Reproduce the entire listing below exactly.

- THE INPUT -
■ ■ ■ ■ ■

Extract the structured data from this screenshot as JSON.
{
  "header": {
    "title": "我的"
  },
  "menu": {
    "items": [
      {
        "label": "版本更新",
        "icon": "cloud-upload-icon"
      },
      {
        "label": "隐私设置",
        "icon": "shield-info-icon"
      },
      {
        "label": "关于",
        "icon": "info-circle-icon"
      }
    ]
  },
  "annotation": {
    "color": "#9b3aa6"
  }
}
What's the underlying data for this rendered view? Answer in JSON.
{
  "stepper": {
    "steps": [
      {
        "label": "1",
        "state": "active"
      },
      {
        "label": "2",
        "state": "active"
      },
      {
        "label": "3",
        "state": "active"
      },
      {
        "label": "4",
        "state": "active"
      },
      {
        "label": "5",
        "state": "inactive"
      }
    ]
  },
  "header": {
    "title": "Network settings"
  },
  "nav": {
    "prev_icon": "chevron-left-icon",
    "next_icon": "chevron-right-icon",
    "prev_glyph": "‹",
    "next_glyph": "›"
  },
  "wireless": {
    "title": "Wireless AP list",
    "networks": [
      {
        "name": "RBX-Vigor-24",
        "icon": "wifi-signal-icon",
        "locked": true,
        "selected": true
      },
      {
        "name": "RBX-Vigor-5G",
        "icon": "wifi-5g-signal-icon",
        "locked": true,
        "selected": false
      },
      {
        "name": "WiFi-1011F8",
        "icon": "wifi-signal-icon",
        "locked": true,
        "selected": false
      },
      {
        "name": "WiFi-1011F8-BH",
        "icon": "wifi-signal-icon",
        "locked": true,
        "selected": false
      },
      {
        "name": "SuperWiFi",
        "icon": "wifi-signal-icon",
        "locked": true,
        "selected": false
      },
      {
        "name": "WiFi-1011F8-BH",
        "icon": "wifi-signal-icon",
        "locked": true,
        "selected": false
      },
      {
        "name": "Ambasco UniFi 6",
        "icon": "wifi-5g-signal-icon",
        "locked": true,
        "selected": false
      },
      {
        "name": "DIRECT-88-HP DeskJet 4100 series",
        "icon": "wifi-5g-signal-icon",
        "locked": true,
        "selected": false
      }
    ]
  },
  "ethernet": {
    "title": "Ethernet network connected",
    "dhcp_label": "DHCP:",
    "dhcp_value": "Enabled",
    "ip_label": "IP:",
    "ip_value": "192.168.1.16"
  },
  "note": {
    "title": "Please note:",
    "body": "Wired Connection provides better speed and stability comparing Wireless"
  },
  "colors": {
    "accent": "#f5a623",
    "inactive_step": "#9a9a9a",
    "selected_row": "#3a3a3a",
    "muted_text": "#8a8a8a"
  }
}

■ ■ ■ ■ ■

- THE COMPLETED TASK -
Extract the structured data from this screenshot as JSON.
{
  "header": {
    "title": "我的"
  },
  "menu": {
    "items": [
      {
        "label": "版本更新",
        "icon": "cloud-upload-icon"
      },
      {
        "label": "隐私设置",
        "icon": "shield-info-icon"
      },
      {
        "label": "关于",
        "icon": "info-circle-icon"
      }
    ]
  },
  "annotation": {
    "color": "#9b3aa6"
  }
}
What's the underlying data for this rendered view? Answer in JSON.
{
  "stepper": {
    "steps": [
      {
        "label": "1",
        "state": "active"
      },
      {
        "label": "2",
        "state": "active"
      },
      {
        "label": "3",
        "state": "active"
      },
      {
        "label": "4",
        "state": "active"
      },
      {
        "label": "5",
        "state": "inactive"
      }
    ]
  },
  "header": {
    "title": "Network settings"
  },
  "nav": {
    "prev_icon": "chevron-left-icon",
    "next_icon": "chevron-right-icon",
    "prev_glyph": "‹",
    "next_glyph": "›"
  },
  "wireless": {
    "title": "Wireless AP list",
    "networks": [
      {
        "name": "RBX-Vigor-24",
        "icon": "wifi-signal-icon",
        "locked": true,
        "selected": true
      },
      {
        "name": "RBX-Vigor-5G",
        "icon": "wifi-5g-signal-icon",
        "locked": true,
        "selected": false
      },
      {
        "name": "WiFi-1011F8",
        "icon": "wifi-signal-icon",
        "locked": true,
        "selected": false
      },
      {
        "name": "WiFi-1011F8-BH",
        "icon": "wifi-signal-icon",
        "locked": true,
        "selected": false
      },
      {
        "name": "SuperWiFi",
        "icon": "wifi-signal-icon",
        "locked": true,
        "selected": false
      },
      {
        "name": "WiFi-1011F8-BH",
        "icon": "wifi-signal-icon",
        "locked": true,
        "selected": false
      },
      {
        "name": "Ambasco UniFi 6",
        "icon": "wifi-5g-signal-icon",
        "locked": true,
        "selected": false
      },
      {
        "name": "DIRECT-88-HP DeskJet 4100 series",
        "icon": "wifi-5g-signal-icon",
        "locked": true,
        "selected": false
      }
    ]
  },
  "ethernet": {
    "title": "Ethernet network connected",
    "dhcp_label": "DHCP:",
    "dhcp_value": "Enabled",
    "ip_label": "IP:",
    "ip_value": "192.168.1.16"
  },
  "note": {
    "title": "Please note:",
    "body": "Wired Connection provides better speed and stability comparing Wireless"
  },
  "colors": {
    "accent": "#f5a623",
    "inactive_step": "#9a9a9a",
    "selected_row": "#3a3a3a",
    "muted_text": "#8a8a8a"
  }
}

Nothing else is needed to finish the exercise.